QRIDA Program

Jon Caleo

“I can probably say for the first time in years, I sleep a full night. My wife is a lot more relaxed – it’s a lot of pressure on the whole family when things aren’t relaxed. The farming business is going well,” Jon Caleo from Black River Produce in North Queensland says.

Jon accessed a North Queensland Restocking, Replanting and On-Farm Infrastructure co-contribution grant through the Queensland Rural and Industry Development Authority (QRIDA) to replant his crops, replace damaged infrastructure and rebuild roads on the property following the disaster event.

“The farm wouldn’t be up and running, the farm wouldn’t be employing the people, earning the money that it is – none of that would have happened without the money from QRIDA,” Jon explains.

“Honestly, we would have really struggled without the QRIDA assistance to be back where we are. I don’t know where we’d be without it.”

While predominantly growing watermelon, Black River Produce is still pushing forward with their asparagus production.

“The asparagus business is still in its infancy. We’ve planted another 20 acres this year, so now we’re at 30 acres of asparagus, and we’ll plant another 10 acres later this year.”

Employing more than 15 people, the business is continuing to be a pioneer in the horticulture world.

“For four months of the year, all asparagus is imported, but we’re trying to prove that it can be grown all year round. If we can do that, Australia won’t have to import any asparagus. We’re working with another grower who is trying to do the same thing and produce asparagus through Australia’s winter, so we’re growing seedlings for him to plant up there,” Jon explains.

Looking to the future, Jon isn’t just looking forward to more restful sleep, but also for his son Anthony to take over a third of the farming business.

“With the QRIDA assistance we’ve survived and come out the other side. The farm is now a very well-established business with all our sales. It’s a good business and a business that my son won’t need to expand on,” Jon says.

“We’re probably 95-100% recovered from the disaster. The farm wouldn’t be where it is without QRIDA.”

North Queensland Restocking, Replanting and On-Farm Infrastructure co-contribution grants of up to $400,000 are available for primary producers to restock, replant and repair after flooding caused by the 2019 North and Far North Queensland Monsoon Trough. Applications for these grants are open until 30 June 2022.

For more information about the grants and how to apply visit the North Queensland Restocking, Replanting and On-farm Infrastructure Grant page.

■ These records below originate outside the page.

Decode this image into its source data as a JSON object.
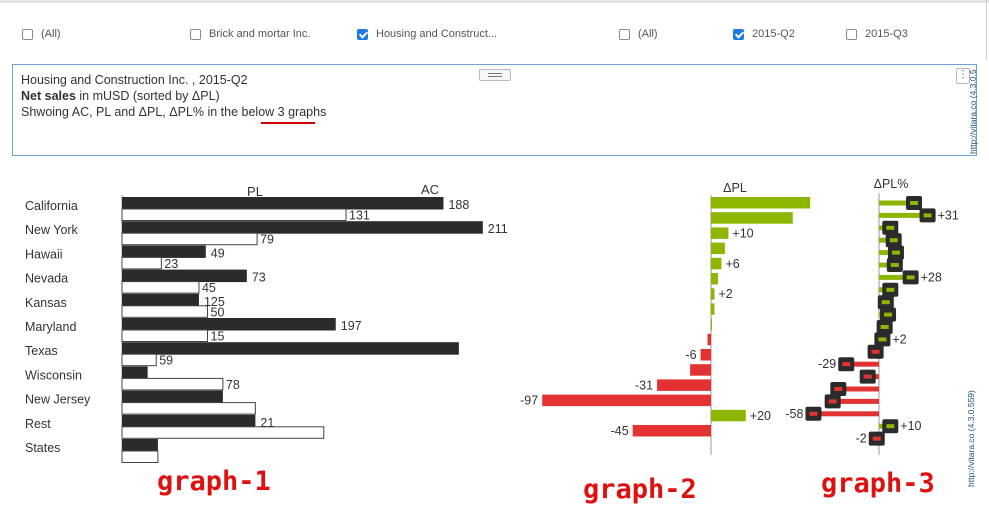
{
  "filters": [
    {
      "label": "(All)",
      "checked": false
    },
    {
      "label": "Brick and mortar Inc.",
      "checked": false
    },
    {
      "label": "Housing and Construct...",
      "checked": true
    },
    {
      "label": "(All)",
      "checked": false
    },
    {
      "label": "2015-Q2",
      "checked": true
    },
    {
      "label": "2015-Q3",
      "checked": false
    }
  ],
  "textbox": {
    "line1": "Housing and Construction Inc. , 2015-Q2",
    "line2_bold": "Net sales",
    "line2_rest": " in mUSD (sorted by ΔPL)",
    "line3_pre": "Shwoing AC, PL and ΔPL, ΔPL% in the below ",
    "line3_under": "3 graphs",
    "kebab": "⋮",
    "watermark_top": "http://vitara.co  (4.3.0.5",
    "watermark_bottom": "http://vitara.co  (4.3.0.559)"
  },
  "annotations": {
    "g1": "graph-1",
    "g2": "graph-2",
    "g3": "graph-3"
  },
  "colors": {
    "dark": "#2b2b2b",
    "pos": "#8db600",
    "neg": "#e33232",
    "accent": "#1f7ae0",
    "annotation": "#e01010"
  },
  "chart_data": {
    "type": "bar",
    "categories": [
      "California",
      "New York",
      "Hawaii",
      "Nevada",
      "Kansas",
      "Maryland",
      "Texas",
      "Wisconsin",
      "New Jersey",
      "Rest",
      "States"
    ],
    "graph1": {
      "headers": [
        "PL",
        "AC"
      ],
      "ac": [
        188,
        211,
        49,
        73,
        45,
        125,
        197,
        15,
        59,
        78,
        21
      ],
      "pl": [
        131,
        79,
        23,
        45,
        50,
        50,
        20,
        59,
        78,
        118,
        21
      ],
      "labels": [
        {
          "row": 0,
          "text": "188",
          "pos": "ac"
        },
        {
          "row": 0,
          "text": "131",
          "pos": "pl"
        },
        {
          "row": 1,
          "text": "211",
          "pos": "ac"
        },
        {
          "row": 1,
          "text": "79",
          "pos": "pl"
        },
        {
          "row": 2,
          "text": "49",
          "pos": "ac"
        },
        {
          "row": 2,
          "text": "23",
          "pos": "pl"
        },
        {
          "row": 3,
          "text": "73",
          "pos": "ac"
        },
        {
          "row": 3,
          "text": "45",
          "pos": "pl"
        },
        {
          "row": 4,
          "text": "125",
          "pos": "ac"
        },
        {
          "row": 4,
          "text": "50",
          "pos": "pl"
        },
        {
          "row": 5,
          "text": "197",
          "pos": "ac"
        },
        {
          "row": 5,
          "text": "15",
          "pos": "pl"
        },
        {
          "row": 6,
          "text": "59",
          "pos": "pl"
        },
        {
          "row": 7,
          "text": "78",
          "pos": "pl"
        },
        {
          "row": 9,
          "text": "21",
          "pos": "ac"
        }
      ]
    },
    "graph2": {
      "header": "ΔPL",
      "values": [
        57,
        47,
        10,
        8,
        6,
        4,
        2,
        2,
        0,
        -2,
        -6,
        -12,
        -31,
        -97,
        20,
        -45
      ],
      "labels": [
        {
          "index": 2,
          "text": "+10"
        },
        {
          "index": 4,
          "text": "+6"
        },
        {
          "index": 6,
          "text": "+2"
        },
        {
          "index": 10,
          "text": "-6"
        },
        {
          "index": 12,
          "text": "-31"
        },
        {
          "index": 13,
          "text": "-97"
        },
        {
          "index": 14,
          "text": "+20"
        },
        {
          "index": 15,
          "text": "-45"
        }
      ]
    },
    "graph3": {
      "header": "ΔPL%",
      "values": [
        31,
        43,
        10,
        13,
        15,
        14,
        28,
        10,
        6,
        8,
        5,
        3,
        -3,
        -29,
        -10,
        -36,
        -41,
        -58,
        10,
        -2
      ],
      "labels": [
        {
          "index": 1,
          "text": "+31"
        },
        {
          "index": 6,
          "text": "+28"
        },
        {
          "index": 11,
          "text": "+2"
        },
        {
          "index": 13,
          "text": "-29"
        },
        {
          "index": 17,
          "text": "-58"
        },
        {
          "index": 18,
          "text": "+10"
        },
        {
          "index": 19,
          "text": "-2"
        }
      ]
    }
  }
}
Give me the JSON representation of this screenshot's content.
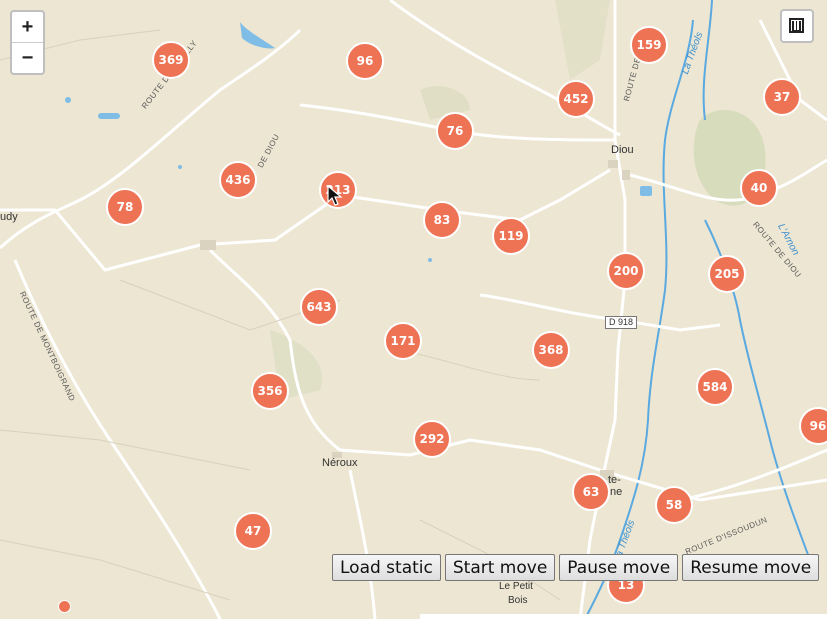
{
  "controls": {
    "zoom_in": "+",
    "zoom_out": "−"
  },
  "clusters": [
    {
      "count": "369"
    },
    {
      "count": "96"
    },
    {
      "count": "159"
    },
    {
      "count": "452"
    },
    {
      "count": "37"
    },
    {
      "count": "76"
    },
    {
      "count": "436"
    },
    {
      "count": "213"
    },
    {
      "count": "78"
    },
    {
      "count": "83"
    },
    {
      "count": "119"
    },
    {
      "count": "40"
    },
    {
      "count": "200"
    },
    {
      "count": "205"
    },
    {
      "count": "643"
    },
    {
      "count": "171"
    },
    {
      "count": "368"
    },
    {
      "count": "356"
    },
    {
      "count": "584"
    },
    {
      "count": "96"
    },
    {
      "count": "292"
    },
    {
      "count": "63"
    },
    {
      "count": "58"
    },
    {
      "count": "47"
    },
    {
      "count": "13"
    }
  ],
  "map_labels": {
    "route_reuilly": "ROUTE DE REUILLY",
    "route_diou_w": "DE DIOU",
    "route_montboigrand": "ROUTE DE MONTBOIGRAND",
    "route_de": "ROUTE DE",
    "route_diou_e": "ROUTE DE DIOU",
    "route_issoudun": "ROUTE D'ISSOUDUN",
    "river_theols_n": "La Théols",
    "river_theols_s": "La Théols",
    "river_arnon": "L'Arnon",
    "place_diou": "Diou",
    "place_neroux": "Néroux",
    "place_le_petit_bois_1": "Le Petit",
    "place_le_petit_bois_2": "Bois",
    "place_audy": "udy",
    "place_ste_1": "te-",
    "place_ste_2": "ne",
    "road_shield": "D 918"
  },
  "buttons": {
    "load_static": "Load static",
    "start_move": "Start move",
    "pause_move": "Pause move",
    "resume_move": "Resume move"
  },
  "colors": {
    "cluster_fill": "#ee7355",
    "map_background": "#ece6d2",
    "river": "#5aa9e0"
  }
}
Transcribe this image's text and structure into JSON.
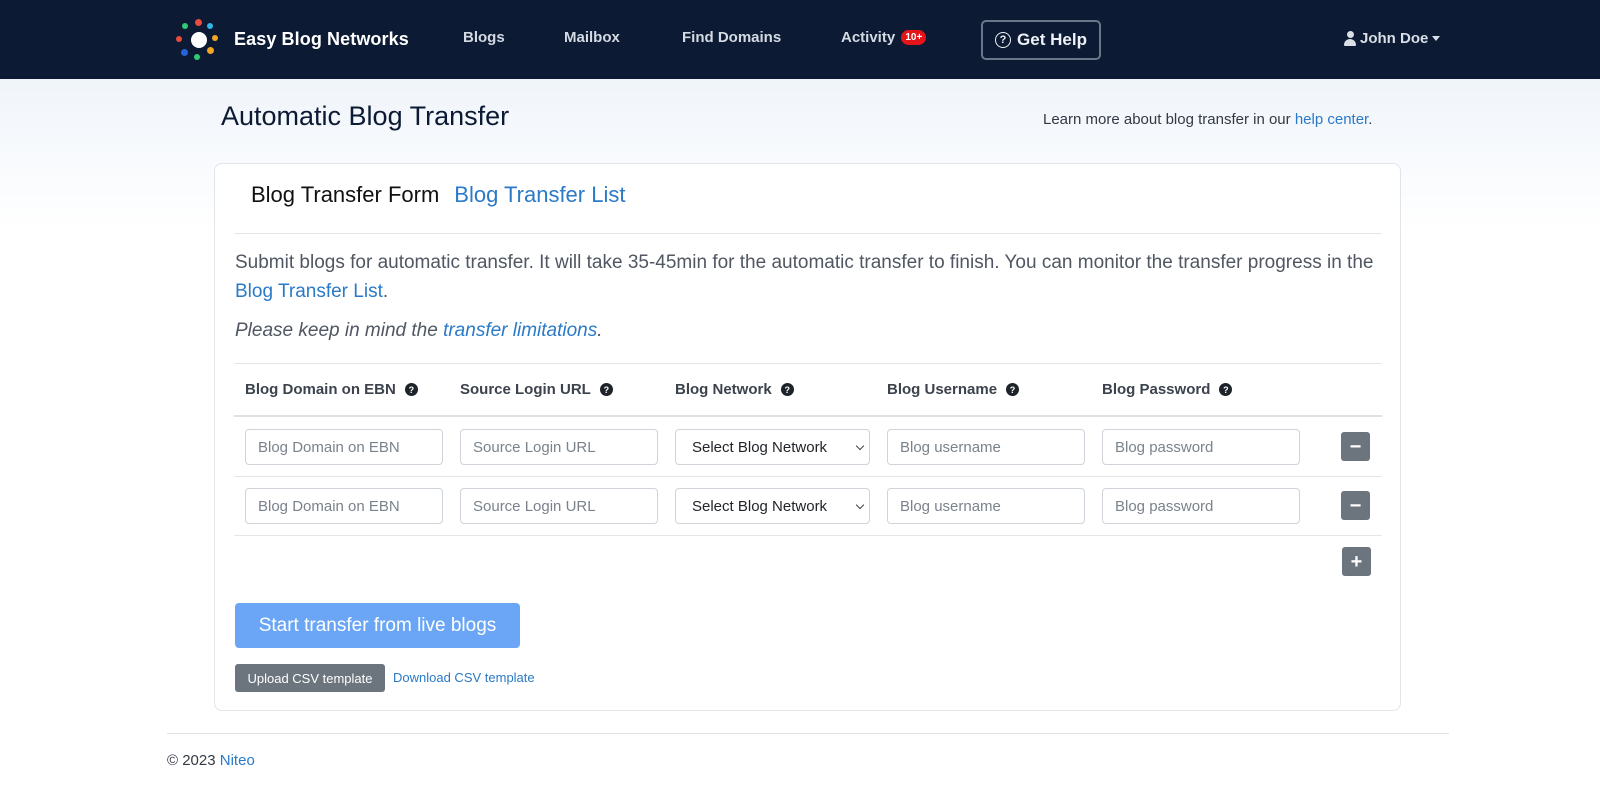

QRIDA administers North Queensland Restocking, Replanting and On-Farm Infrastructure co-contribution grants on behalf of the Australian Government

Client story
Primary producer

Last updated: 06 May 2022